But why do some materials have higher CTE values than others? Why do organic materials like epoxy and polyimide have higher CTE values compared to metals and ceramics?
The CTE is contingent on the bond strength between the atoms that make up that material. Covalently bonded materials exhibit strong shared bonds between the individual atoms, resulting in very low CTEs. For this reason, dielectric layers in PCBs are often reinforced with fillers like fused SiO2, in which silicon is covalently bonded to oxygen (SiO2 CTE = 0.5 ppm/°C). Other popular fillers include ceramics such as Al2O3 (CTE = 8 ppm/°C) or TiO2 (CTE = 10 ppm/°C). Ceramic materials exhibit ionic bonding, where the oxygen atom completely transfers its valence electrons to a metal atom, generating two oppositely charged ions. The unequal sharing of electrons yields a slightly weaker bond and contributes to a higher overall CTE (compared to materials that are purely covalently bonded).
What about metals? In the early 1900s, Paul Drude described the bonding between metallic atoms as a “sea of electrons,” in which metals can be modeled as a lattice of positively charged metallic cores, all sharing a vat of communal valence electrons. The electron delocalization (or electron sharing) in metals results in an even lower bonding energy than covalent or ionic bonding, which may contribute to why pure metals like copper typically have higher CTE values than ceramic fillers.
Finally, we arrive at the metaphorical glue holding together the PCB dielectric layer: the polymer. The CTE values of typical polymers can range from 20–100 ppm/°C (from 20°C–25°C), which are much higher than ceramics or metals. Polymers are defined as chemical compounds in which individual molecules are bonded together in long, repeating chains. (Imagine pearl beads bound together to make a necklace.) The low energetic barrier of polymer chains to move and undergo conformational changes can help explain their higher CTE values.
Bearing all this in mind, it is the task of formulation scientists to develop dielectric laminates, prepregs, and bond plies that will mitigate the impact of thermal expansion within a PCB and ultimately pass thermal reliability testing. By considering the intrinsic material properties of all components (and combining them in appropriate quantities), it is possible to create new materials that can meet, or even surpass, thermal reliability performance requirements. For example, fastRise™ TC (from AGC Multi Material America) is an example of a non-reinforced (pure resin, fiberglass-free) bond ply that exhibits excellent thermal reliability. By matching the CTE of copper (18 ppm/°C), this material is able to expand and contract at the same rate as the copper, mitigating stresses formed in the PCB during thermal reliability testing. In following IPC-TM-650 2.5.27, 24 panels of test coupons made from this material underwent 200 thermal cycles from 25°C to 260°C without exhibiting any failures. This is especially remarkable, considering that most dielectric materials on the market contain fairly large amounts of polymeric components.

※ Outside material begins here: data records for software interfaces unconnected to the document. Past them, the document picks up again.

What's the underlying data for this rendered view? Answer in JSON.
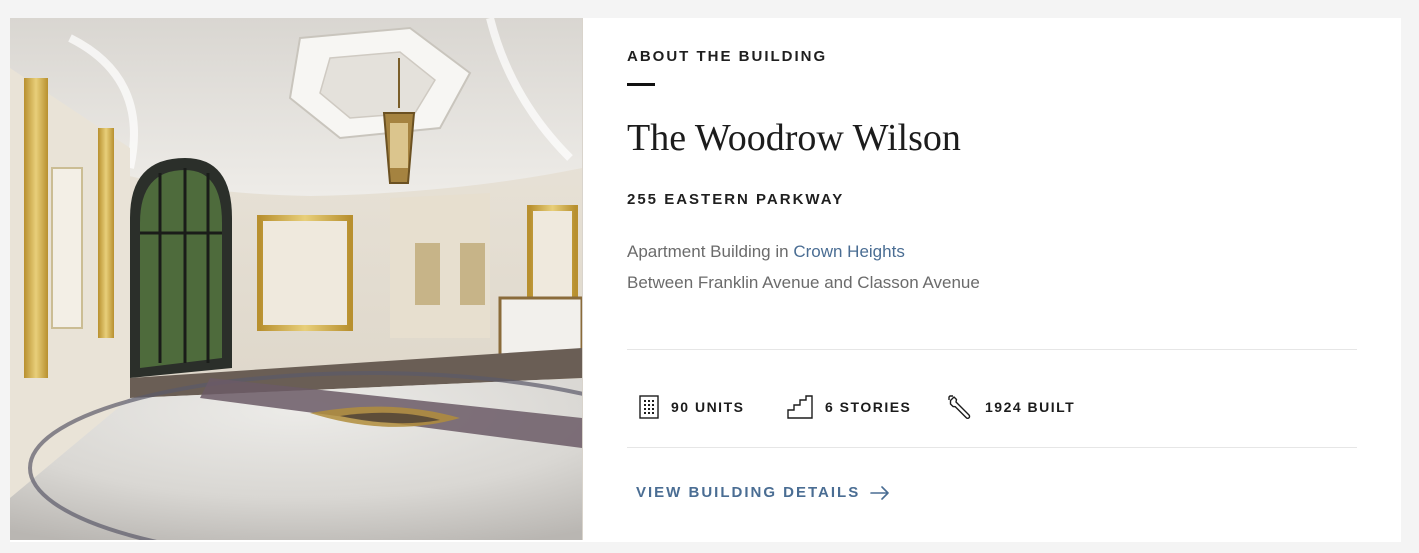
{
  "about": {
    "eyebrow": "ABOUT THE BUILDING",
    "title": "The Woodrow Wilson",
    "address": "255 EASTERN PARKWAY",
    "type_prefix": "Apartment Building in ",
    "neighborhood": "Crown Heights",
    "cross_streets": "Between Franklin Avenue and Classon Avenue"
  },
  "stats": [
    {
      "icon": "building-icon",
      "label": "90 UNITS"
    },
    {
      "icon": "stairs-icon",
      "label": "6 STORIES"
    },
    {
      "icon": "wrench-icon",
      "label": "1924 BUILT"
    }
  ],
  "cta": {
    "label": "VIEW BUILDING DETAILS",
    "icon": "arrow-right-icon"
  },
  "colors": {
    "link": "#4a6d93",
    "text": "#1c1c1c",
    "muted": "#6b6b6b",
    "background": "#f4f4f4"
  }
}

Breaking through barriers like this illustrates the challenges and fulfillments of formulation science: pushing past intrinsic physical limitations to create something greater than the sum of its parts. It is what first drew me to become a materials scientist, and what will keep me grounded in this field for years to come.
This column originally appeared in the October 2023 issue of PCB007 Magazine.